Thirteen people were killed in a car crash near the Mexican Border is Southern California, the Border Patrol said Wednesday.
Those killed were part of a group of 44 people who entered the U.S. through a hole cut into the border fence, according to NBC News. Gregory Bovino, the agency’s El Centro sector chief, told The Associated Press that surveillance video showed a Ford Expedition and Chevrolet Suburban drive through the opening early Tuesday. It’s believed they were part of a migrant smuggling operation. The Suburban carried 19 people, and it caught fire after entering the U.S. All escaped the vehicle and were taken into custody by Border Patrol agents.
The Expedition crammed with 25 people continued on, and a tractor-trailer struck it a short time later. Ten of the 13 killed have been identified as Mexican citizens. The rest of those in the SUV and the truck driver survived. The Border Patrol said its agents were not pursuing the vehicle before the crash. The opening in the fence was about 30 miles east of the crash in the heart of California’s Imperial Valley, a major farming region. It was made of steel bollards that were built before former President Donald Trump blanketed much of the border with taller barriers that go deeper into the ground. “Human smugglers have proven time and again they have little regard for human life,” Bovino said. “Those who may be contemplating crossing the border illegally should pause to think of the dangers that all too often end in tragedy, tragedies our Border Patrol Agents and first responders are unfortunately very familiar with.”

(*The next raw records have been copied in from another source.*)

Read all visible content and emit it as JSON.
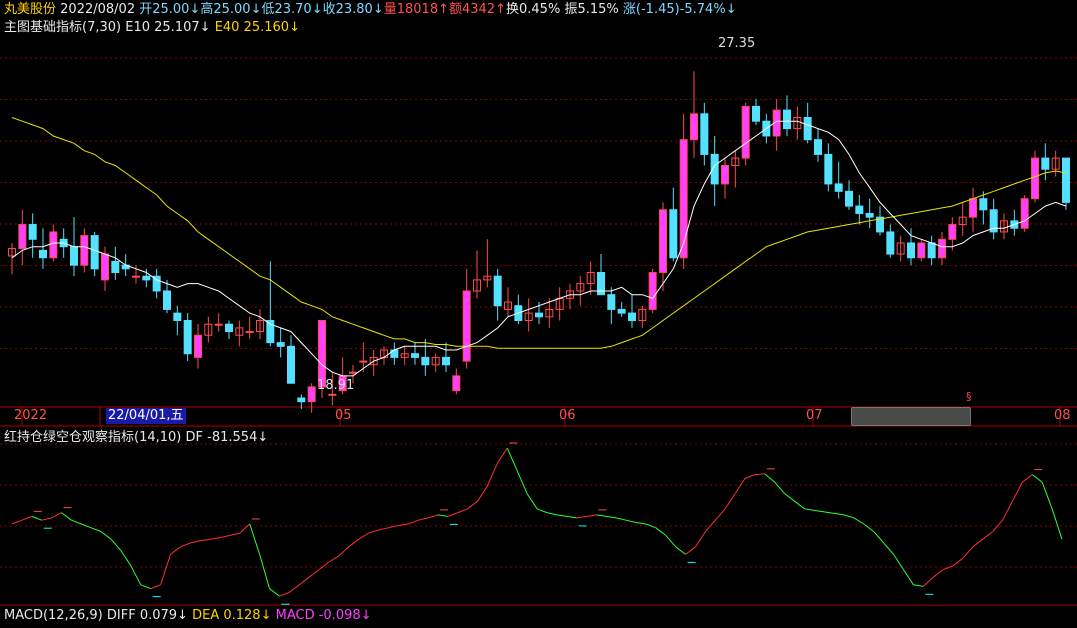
{
  "header": {
    "stock_name": "丸美股份",
    "date": "2022/08/02",
    "open": "开25.00",
    "open_arrow": "↓",
    "high": "高25.00",
    "high_arrow": "↓",
    "low": "低23.70",
    "low_arrow": "↓",
    "close": "收23.80",
    "close_arrow": "↓",
    "volume": "量18018",
    "volume_arrow": "↑",
    "amount": "额4342",
    "amount_arrow": "↑",
    "turnover": "换0.45%",
    "amplitude": "振5.15%",
    "change": "涨(-1.45)-5.74%",
    "change_arrow": "↓"
  },
  "main_indicator": {
    "name": "主图基础指标(7,30)",
    "e10_label": "E10",
    "e10_value": "25.107",
    "e10_arrow": "↓",
    "e40_label": "E40",
    "e40_value": "25.160",
    "e40_arrow": "↓"
  },
  "annotations": {
    "high_label": "27.35",
    "low_label": "18.91",
    "marker": "§"
  },
  "x_axis": {
    "year_label": "2022",
    "cursor_date": "22/04/01,五",
    "month_labels": [
      "05",
      "06",
      "07",
      "08"
    ]
  },
  "sub_indicator": {
    "name": "红持仓绿空仓观察指标(14,10)",
    "df_label": "DF",
    "df_value": "-81.554",
    "df_arrow": "↓"
  },
  "macd": {
    "name": "MACD(12,26,9)",
    "diff_label": "DIFF",
    "diff_value": "0.079",
    "diff_arrow": "↓",
    "dea_label": "DEA",
    "dea_value": "0.128",
    "dea_arrow": "↓",
    "macd_label": "MACD",
    "macd_value": "-0.098",
    "macd_arrow": "↓"
  },
  "colors": {
    "up": "#ff4a4a",
    "down": "#54e0ff",
    "up_fill": "#ff40ff",
    "ma_short": "#ffffff",
    "ma_long": "#e6e600",
    "grid": "#8a0000",
    "osc_up": "#ff3030",
    "osc_down": "#30ff30",
    "dash": "#00ffff"
  },
  "chart_data": [
    {
      "type": "candlestick",
      "title": "丸美股份 主图",
      "y_range": [
        18.5,
        28.2
      ],
      "grid": true,
      "candles": [
        [
          22.35,
          22.7,
          21.85,
          22.55
        ],
        [
          22.55,
          23.6,
          22.1,
          23.2
        ],
        [
          23.2,
          23.5,
          22.3,
          22.8
        ],
        [
          22.5,
          23.1,
          22.0,
          22.3
        ],
        [
          22.3,
          23.2,
          22.2,
          23.0
        ],
        [
          22.8,
          23.1,
          22.3,
          22.6
        ],
        [
          22.6,
          23.4,
          21.8,
          22.1
        ],
        [
          22.1,
          23.1,
          21.9,
          22.9
        ],
        [
          22.9,
          23.0,
          21.8,
          22.0
        ],
        [
          21.7,
          22.6,
          21.4,
          22.4
        ],
        [
          22.2,
          22.6,
          21.7,
          21.9
        ],
        [
          22.1,
          22.4,
          21.8,
          22.0
        ],
        [
          21.8,
          22.1,
          21.6,
          21.8
        ],
        [
          21.8,
          22.0,
          21.5,
          21.7
        ],
        [
          21.8,
          22.0,
          21.2,
          21.4
        ],
        [
          21.4,
          21.7,
          20.8,
          20.9
        ],
        [
          20.8,
          21.0,
          20.2,
          20.6
        ],
        [
          20.6,
          20.8,
          19.5,
          19.7
        ],
        [
          19.6,
          20.5,
          19.3,
          20.2
        ],
        [
          20.2,
          20.7,
          20.0,
          20.5
        ],
        [
          20.5,
          20.8,
          20.3,
          20.5
        ],
        [
          20.5,
          20.6,
          20.1,
          20.3
        ],
        [
          20.2,
          20.6,
          19.9,
          20.4
        ],
        [
          20.3,
          20.7,
          20.1,
          20.3
        ],
        [
          20.3,
          20.9,
          20.1,
          20.6
        ],
        [
          20.6,
          22.2,
          19.9,
          20.0
        ],
        [
          20.0,
          20.4,
          19.6,
          19.9
        ],
        [
          19.9,
          20.2,
          18.9,
          18.9
        ],
        [
          18.5,
          18.6,
          18.2,
          18.4
        ],
        [
          18.4,
          18.9,
          18.1,
          18.8
        ],
        [
          18.8,
          20.6,
          18.5,
          20.6
        ],
        [
          18.6,
          19.2,
          18.3,
          18.6
        ],
        [
          18.7,
          19.6,
          18.6,
          19.1
        ],
        [
          19.2,
          19.4,
          18.9,
          19.2
        ],
        [
          19.5,
          20.0,
          19.2,
          19.5
        ],
        [
          19.4,
          19.8,
          19.1,
          19.6
        ],
        [
          19.6,
          19.9,
          19.4,
          19.8
        ],
        [
          19.8,
          20.0,
          19.4,
          19.6
        ],
        [
          19.6,
          19.9,
          19.4,
          19.7
        ],
        [
          19.7,
          20.0,
          19.4,
          19.6
        ],
        [
          19.6,
          20.1,
          19.1,
          19.4
        ],
        [
          19.4,
          19.7,
          19.2,
          19.6
        ],
        [
          19.6,
          20.0,
          19.2,
          19.4
        ],
        [
          18.7,
          19.3,
          18.6,
          19.1
        ],
        [
          19.5,
          22.0,
          19.3,
          21.4
        ],
        [
          21.4,
          22.5,
          21.2,
          21.7
        ],
        [
          21.7,
          22.8,
          21.5,
          21.8
        ],
        [
          21.8,
          22.0,
          20.6,
          21.0
        ],
        [
          20.9,
          21.5,
          20.7,
          21.1
        ],
        [
          21.0,
          21.3,
          20.5,
          20.6
        ],
        [
          20.6,
          21.2,
          20.3,
          20.8
        ],
        [
          20.8,
          21.1,
          20.5,
          20.7
        ],
        [
          20.7,
          21.2,
          20.4,
          20.9
        ],
        [
          20.9,
          21.5,
          20.6,
          21.2
        ],
        [
          21.2,
          21.6,
          20.9,
          21.4
        ],
        [
          21.4,
          21.8,
          21.0,
          21.6
        ],
        [
          21.6,
          22.2,
          21.3,
          21.9
        ],
        [
          21.9,
          22.4,
          21.4,
          21.3
        ],
        [
          21.3,
          21.5,
          20.5,
          20.9
        ],
        [
          20.9,
          21.1,
          20.7,
          20.8
        ],
        [
          20.8,
          21.3,
          20.4,
          20.6
        ],
        [
          20.6,
          21.0,
          20.4,
          20.9
        ],
        [
          20.9,
          22.0,
          20.8,
          21.9
        ],
        [
          21.9,
          23.8,
          21.4,
          23.6
        ],
        [
          23.6,
          24.2,
          22.2,
          22.3
        ],
        [
          22.3,
          26.2,
          22.0,
          25.5
        ],
        [
          25.5,
          27.35,
          25.0,
          26.2
        ],
        [
          26.2,
          26.5,
          24.8,
          25.1
        ],
        [
          25.1,
          25.6,
          23.7,
          24.3
        ],
        [
          24.3,
          25.0,
          23.9,
          24.8
        ],
        [
          24.8,
          25.2,
          24.2,
          25.0
        ],
        [
          25.0,
          26.5,
          24.8,
          26.4
        ],
        [
          26.4,
          26.6,
          25.9,
          26.0
        ],
        [
          26.0,
          26.2,
          25.4,
          25.6
        ],
        [
          25.6,
          26.6,
          25.2,
          26.3
        ],
        [
          26.3,
          26.7,
          25.6,
          25.8
        ],
        [
          25.8,
          26.4,
          25.5,
          26.1
        ],
        [
          26.1,
          26.5,
          25.4,
          25.5
        ],
        [
          25.5,
          25.8,
          24.9,
          25.1
        ],
        [
          25.1,
          25.4,
          24.1,
          24.3
        ],
        [
          24.3,
          24.9,
          23.9,
          24.1
        ],
        [
          24.1,
          24.4,
          23.6,
          23.7
        ],
        [
          23.7,
          24.0,
          23.2,
          23.5
        ],
        [
          23.5,
          23.9,
          23.1,
          23.4
        ],
        [
          23.4,
          23.7,
          22.9,
          23.0
        ],
        [
          23.0,
          23.2,
          22.3,
          22.4
        ],
        [
          22.4,
          22.9,
          22.2,
          22.7
        ],
        [
          22.7,
          23.1,
          22.1,
          22.3
        ],
        [
          22.3,
          22.8,
          22.2,
          22.7
        ],
        [
          22.7,
          22.9,
          22.1,
          22.3
        ],
        [
          22.3,
          23.0,
          22.1,
          22.8
        ],
        [
          22.8,
          23.4,
          22.5,
          23.2
        ],
        [
          23.2,
          23.8,
          22.9,
          23.4
        ],
        [
          23.4,
          24.2,
          23.0,
          23.9
        ],
        [
          23.9,
          24.1,
          23.2,
          23.6
        ],
        [
          23.6,
          23.9,
          22.8,
          23.0
        ],
        [
          23.0,
          23.5,
          22.8,
          23.3
        ],
        [
          23.3,
          23.6,
          22.9,
          23.1
        ],
        [
          23.1,
          24.0,
          23.0,
          23.9
        ],
        [
          23.9,
          25.2,
          23.8,
          25.0
        ],
        [
          25.0,
          25.4,
          24.4,
          24.7
        ],
        [
          24.7,
          25.2,
          24.5,
          25.0
        ],
        [
          25.0,
          25.0,
          23.6,
          23.8
        ]
      ],
      "ma_short": [
        22.3,
        22.5,
        22.6,
        22.6,
        22.7,
        22.7,
        22.6,
        22.6,
        22.5,
        22.4,
        22.3,
        22.1,
        22.0,
        21.9,
        21.7,
        21.6,
        21.5,
        21.6,
        21.6,
        21.5,
        21.4,
        21.2,
        21.0,
        20.8,
        20.7,
        20.5,
        20.4,
        20.3,
        20.0,
        19.7,
        19.4,
        19.2,
        19.1,
        19.1,
        19.3,
        19.5,
        19.6,
        19.8,
        19.9,
        19.9,
        19.9,
        19.9,
        19.8,
        19.8,
        19.9,
        20.0,
        20.2,
        20.4,
        20.7,
        20.8,
        20.9,
        21.0,
        21.1,
        21.2,
        21.3,
        21.3,
        21.4,
        21.4,
        21.4,
        21.5,
        21.3,
        21.3,
        21.2,
        21.6,
        22.0,
        22.7,
        23.7,
        24.3,
        24.8,
        25.0,
        25.2,
        25.4,
        25.6,
        25.8,
        26.0,
        26.0,
        26.0,
        25.9,
        25.8,
        25.7,
        25.5,
        25.1,
        24.6,
        24.2,
        23.8,
        23.5,
        23.2,
        22.9,
        22.8,
        22.7,
        22.6,
        22.6,
        22.7,
        22.9,
        23.0,
        23.1,
        23.1,
        23.2,
        23.3,
        23.5,
        23.7,
        23.8,
        23.7
      ],
      "ma_long": [
        26.1,
        26.0,
        25.9,
        25.8,
        25.6,
        25.5,
        25.4,
        25.2,
        25.1,
        24.9,
        24.8,
        24.6,
        24.4,
        24.2,
        24.0,
        23.7,
        23.5,
        23.3,
        23.0,
        22.8,
        22.6,
        22.4,
        22.2,
        22.0,
        21.8,
        21.7,
        21.5,
        21.3,
        21.1,
        21.0,
        20.9,
        20.7,
        20.6,
        20.5,
        20.4,
        20.3,
        20.2,
        20.1,
        20.1,
        20.0,
        20.0,
        19.95,
        19.95,
        19.9,
        19.9,
        19.9,
        19.9,
        19.85,
        19.85,
        19.85,
        19.85,
        19.85,
        19.85,
        19.85,
        19.85,
        19.85,
        19.85,
        19.85,
        19.9,
        20.0,
        20.1,
        20.2,
        20.4,
        20.6,
        20.8,
        21.0,
        21.2,
        21.4,
        21.6,
        21.8,
        22.0,
        22.2,
        22.4,
        22.6,
        22.7,
        22.8,
        22.9,
        23.0,
        23.05,
        23.1,
        23.15,
        23.2,
        23.25,
        23.3,
        23.35,
        23.4,
        23.45,
        23.5,
        23.55,
        23.6,
        23.65,
        23.7,
        23.8,
        23.9,
        24.0,
        24.1,
        24.2,
        24.3,
        24.4,
        24.5,
        24.6,
        24.65,
        24.6
      ]
    },
    {
      "type": "line",
      "title": "红持仓绿空仓观察指标(14,10)",
      "y_range": [
        -100,
        100
      ],
      "values": [
        0,
        5,
        10,
        5,
        8,
        15,
        5,
        0,
        -5,
        -10,
        -20,
        -35,
        -55,
        -80,
        -85,
        -80,
        -40,
        -30,
        -25,
        -22,
        -20,
        -18,
        -15,
        -12,
        0,
        -40,
        -85,
        -95,
        -90,
        -80,
        -70,
        -60,
        -50,
        -42,
        -30,
        -20,
        -12,
        -8,
        -5,
        -2,
        0,
        5,
        8,
        12,
        10,
        15,
        20,
        30,
        50,
        80,
        100,
        70,
        40,
        20,
        15,
        12,
        10,
        8,
        10,
        12,
        10,
        8,
        5,
        2,
        0,
        -5,
        -15,
        -30,
        -40,
        -30,
        -10,
        5,
        20,
        40,
        60,
        65,
        66,
        55,
        40,
        30,
        20,
        18,
        16,
        14,
        12,
        8,
        0,
        -10,
        -25,
        -40,
        -60,
        -80,
        -82,
        -70,
        -60,
        -55,
        -45,
        -30,
        -20,
        -10,
        5,
        30,
        55,
        65,
        55,
        20,
        -20
      ]
    }
  ]
}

ENTERTAINMENT EDITOR: CONNOR KMIECIK
PHOTO CREDITS: THE WASHINGTON POST